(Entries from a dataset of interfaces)
+++
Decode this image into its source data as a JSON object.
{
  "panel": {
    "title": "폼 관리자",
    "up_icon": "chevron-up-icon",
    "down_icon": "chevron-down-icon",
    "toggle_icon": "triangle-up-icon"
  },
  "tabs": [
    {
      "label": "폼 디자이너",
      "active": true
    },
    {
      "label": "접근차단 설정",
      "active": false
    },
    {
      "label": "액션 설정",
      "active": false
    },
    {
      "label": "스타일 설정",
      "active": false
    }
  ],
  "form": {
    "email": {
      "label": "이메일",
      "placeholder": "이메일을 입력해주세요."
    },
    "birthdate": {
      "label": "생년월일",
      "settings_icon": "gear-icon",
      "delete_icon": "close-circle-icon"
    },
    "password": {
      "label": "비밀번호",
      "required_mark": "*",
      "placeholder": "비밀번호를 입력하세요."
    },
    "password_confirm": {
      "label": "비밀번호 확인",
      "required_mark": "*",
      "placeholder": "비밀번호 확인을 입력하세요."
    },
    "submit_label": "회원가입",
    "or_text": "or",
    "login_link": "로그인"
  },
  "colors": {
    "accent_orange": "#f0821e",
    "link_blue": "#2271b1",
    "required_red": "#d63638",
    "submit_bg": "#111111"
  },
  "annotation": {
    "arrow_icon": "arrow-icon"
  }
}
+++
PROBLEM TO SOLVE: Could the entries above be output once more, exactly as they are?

TASK RESULT:
Decode this image into its source data as a JSON object.
{
  "panel": {
    "title": "폼 관리자",
    "up_icon": "chevron-up-icon",
    "down_icon": "chevron-down-icon",
    "toggle_icon": "triangle-up-icon"
  },
  "tabs": [
    {
      "label": "폼 디자이너",
      "active": true
    },
    {
      "label": "접근차단 설정",
      "active": false
    },
    {
      "label": "액션 설정",
      "active": false
    },
    {
      "label": "스타일 설정",
      "active": false
    }
  ],
  "form": {
    "email": {
      "label": "이메일",
      "placeholder": "이메일을 입력해주세요."
    },
    "birthdate": {
      "label": "생년월일",
      "settings_icon": "gear-icon",
      "delete_icon": "close-circle-icon"
    },
    "password": {
      "label": "비밀번호",
      "required_mark": "*",
      "placeholder": "비밀번호를 입력하세요."
    },
    "password_confirm": {
      "label": "비밀번호 확인",
      "required_mark": "*",
      "placeholder": "비밀번호 확인을 입력하세요."
    },
    "submit_label": "회원가입",
    "or_text": "or",
    "login_link": "로그인"
  },
  "colors": {
    "accent_orange": "#f0821e",
    "link_blue": "#2271b1",
    "required_red": "#d63638",
    "submit_bg": "#111111"
  },
  "annotation": {
    "arrow_icon": "arrow-icon"
  }
}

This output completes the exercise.